> [Aim of the task] Pick each line containing "posts" out of the records.

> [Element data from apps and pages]
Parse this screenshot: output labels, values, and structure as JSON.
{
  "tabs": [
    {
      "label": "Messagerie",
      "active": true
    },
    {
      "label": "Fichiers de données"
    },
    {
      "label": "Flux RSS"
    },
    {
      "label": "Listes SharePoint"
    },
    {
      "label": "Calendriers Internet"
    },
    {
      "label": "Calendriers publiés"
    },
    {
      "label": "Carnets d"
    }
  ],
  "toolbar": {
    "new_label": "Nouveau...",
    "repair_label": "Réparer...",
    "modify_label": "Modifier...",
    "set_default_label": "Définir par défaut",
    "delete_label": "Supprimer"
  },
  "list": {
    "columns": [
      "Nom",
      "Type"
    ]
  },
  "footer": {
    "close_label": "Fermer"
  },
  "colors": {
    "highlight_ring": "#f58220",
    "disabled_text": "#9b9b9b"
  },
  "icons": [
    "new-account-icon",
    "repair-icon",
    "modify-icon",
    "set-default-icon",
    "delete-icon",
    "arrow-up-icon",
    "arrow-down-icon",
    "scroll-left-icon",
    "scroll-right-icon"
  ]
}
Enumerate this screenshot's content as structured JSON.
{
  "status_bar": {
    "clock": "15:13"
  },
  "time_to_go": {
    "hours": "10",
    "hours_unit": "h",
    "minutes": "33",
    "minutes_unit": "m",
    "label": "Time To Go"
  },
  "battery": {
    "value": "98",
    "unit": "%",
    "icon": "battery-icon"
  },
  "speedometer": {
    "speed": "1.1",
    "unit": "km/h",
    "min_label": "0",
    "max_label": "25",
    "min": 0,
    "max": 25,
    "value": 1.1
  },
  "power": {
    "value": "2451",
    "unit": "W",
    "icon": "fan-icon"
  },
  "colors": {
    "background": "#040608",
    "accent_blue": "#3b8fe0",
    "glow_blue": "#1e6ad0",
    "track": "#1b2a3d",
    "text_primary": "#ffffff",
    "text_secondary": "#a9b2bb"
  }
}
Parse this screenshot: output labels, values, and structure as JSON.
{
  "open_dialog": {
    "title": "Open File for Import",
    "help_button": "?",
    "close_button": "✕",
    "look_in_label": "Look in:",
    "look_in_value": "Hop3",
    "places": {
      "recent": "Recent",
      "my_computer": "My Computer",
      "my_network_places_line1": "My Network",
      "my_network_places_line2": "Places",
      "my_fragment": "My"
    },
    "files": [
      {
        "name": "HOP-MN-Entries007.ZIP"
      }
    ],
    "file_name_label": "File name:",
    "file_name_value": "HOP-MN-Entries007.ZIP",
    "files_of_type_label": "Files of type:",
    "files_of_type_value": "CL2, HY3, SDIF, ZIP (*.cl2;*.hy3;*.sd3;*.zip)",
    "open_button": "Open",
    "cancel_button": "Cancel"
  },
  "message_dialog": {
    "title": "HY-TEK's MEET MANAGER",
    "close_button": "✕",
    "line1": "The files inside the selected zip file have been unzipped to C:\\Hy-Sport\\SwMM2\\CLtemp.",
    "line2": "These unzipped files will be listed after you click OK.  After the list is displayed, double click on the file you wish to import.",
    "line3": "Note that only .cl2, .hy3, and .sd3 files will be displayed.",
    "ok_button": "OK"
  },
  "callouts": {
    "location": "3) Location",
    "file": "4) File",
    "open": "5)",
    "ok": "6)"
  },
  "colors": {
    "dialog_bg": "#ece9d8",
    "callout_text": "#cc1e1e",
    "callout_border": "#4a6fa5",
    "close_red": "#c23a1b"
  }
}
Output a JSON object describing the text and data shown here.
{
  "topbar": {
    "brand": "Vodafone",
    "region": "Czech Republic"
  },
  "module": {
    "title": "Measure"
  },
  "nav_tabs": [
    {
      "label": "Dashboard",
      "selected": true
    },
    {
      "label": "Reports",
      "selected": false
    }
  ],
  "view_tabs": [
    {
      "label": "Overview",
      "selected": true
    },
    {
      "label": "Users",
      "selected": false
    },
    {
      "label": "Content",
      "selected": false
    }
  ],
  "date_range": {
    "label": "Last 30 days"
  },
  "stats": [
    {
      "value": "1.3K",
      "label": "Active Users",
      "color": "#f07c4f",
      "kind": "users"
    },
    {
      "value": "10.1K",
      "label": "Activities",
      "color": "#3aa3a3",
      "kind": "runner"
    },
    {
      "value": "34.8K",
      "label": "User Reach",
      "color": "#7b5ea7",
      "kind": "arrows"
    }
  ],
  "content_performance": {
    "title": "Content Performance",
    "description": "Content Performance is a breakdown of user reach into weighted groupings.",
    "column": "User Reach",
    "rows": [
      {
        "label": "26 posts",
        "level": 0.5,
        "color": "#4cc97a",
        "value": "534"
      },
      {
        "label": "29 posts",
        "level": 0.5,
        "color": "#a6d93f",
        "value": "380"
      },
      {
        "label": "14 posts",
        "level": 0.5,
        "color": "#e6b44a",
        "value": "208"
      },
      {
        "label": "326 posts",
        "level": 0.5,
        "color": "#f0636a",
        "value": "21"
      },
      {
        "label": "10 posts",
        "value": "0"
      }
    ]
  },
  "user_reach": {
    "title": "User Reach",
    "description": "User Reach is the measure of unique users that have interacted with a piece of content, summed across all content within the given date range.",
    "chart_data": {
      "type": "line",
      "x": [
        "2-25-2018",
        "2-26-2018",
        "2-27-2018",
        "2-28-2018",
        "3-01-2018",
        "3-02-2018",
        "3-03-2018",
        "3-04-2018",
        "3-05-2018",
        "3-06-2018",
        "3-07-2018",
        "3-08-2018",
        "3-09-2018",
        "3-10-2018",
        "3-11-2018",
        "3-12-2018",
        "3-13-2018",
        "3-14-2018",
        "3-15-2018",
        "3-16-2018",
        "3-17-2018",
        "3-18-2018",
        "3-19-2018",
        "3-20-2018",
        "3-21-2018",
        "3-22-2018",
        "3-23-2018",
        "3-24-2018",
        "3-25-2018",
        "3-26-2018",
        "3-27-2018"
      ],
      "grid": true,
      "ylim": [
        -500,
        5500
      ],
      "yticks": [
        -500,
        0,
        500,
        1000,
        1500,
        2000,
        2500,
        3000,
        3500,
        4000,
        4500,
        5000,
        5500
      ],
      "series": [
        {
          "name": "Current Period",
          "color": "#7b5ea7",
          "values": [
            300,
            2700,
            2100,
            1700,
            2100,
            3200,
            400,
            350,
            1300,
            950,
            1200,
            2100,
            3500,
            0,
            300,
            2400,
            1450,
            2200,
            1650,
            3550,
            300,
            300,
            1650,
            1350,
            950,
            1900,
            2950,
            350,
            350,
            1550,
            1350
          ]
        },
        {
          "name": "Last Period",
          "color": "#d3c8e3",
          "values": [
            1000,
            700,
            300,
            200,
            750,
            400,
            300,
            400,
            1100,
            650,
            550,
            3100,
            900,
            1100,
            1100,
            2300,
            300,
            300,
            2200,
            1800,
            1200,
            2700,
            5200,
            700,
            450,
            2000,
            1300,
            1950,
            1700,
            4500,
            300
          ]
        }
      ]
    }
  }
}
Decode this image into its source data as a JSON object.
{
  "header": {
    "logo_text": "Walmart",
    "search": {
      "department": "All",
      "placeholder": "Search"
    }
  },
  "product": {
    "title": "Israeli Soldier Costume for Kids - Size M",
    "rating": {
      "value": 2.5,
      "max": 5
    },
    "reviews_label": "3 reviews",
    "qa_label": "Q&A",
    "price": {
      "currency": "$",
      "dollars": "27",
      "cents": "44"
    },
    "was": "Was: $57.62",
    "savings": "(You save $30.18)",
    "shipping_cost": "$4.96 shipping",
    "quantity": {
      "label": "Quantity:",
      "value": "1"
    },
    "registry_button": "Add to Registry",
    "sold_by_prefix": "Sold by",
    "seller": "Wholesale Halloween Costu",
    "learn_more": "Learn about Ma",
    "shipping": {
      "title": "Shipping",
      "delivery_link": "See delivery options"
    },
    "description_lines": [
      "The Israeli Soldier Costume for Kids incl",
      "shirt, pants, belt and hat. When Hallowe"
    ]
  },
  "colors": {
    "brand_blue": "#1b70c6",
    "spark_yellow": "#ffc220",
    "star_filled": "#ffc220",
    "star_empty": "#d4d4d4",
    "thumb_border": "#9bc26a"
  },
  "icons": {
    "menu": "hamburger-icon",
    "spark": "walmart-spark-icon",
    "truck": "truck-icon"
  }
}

> [Finished task]
        "label": "26 posts",
        "label": "29 posts",
        "label": "14 posts",
        "label": "326 posts",
        "label": "10 posts",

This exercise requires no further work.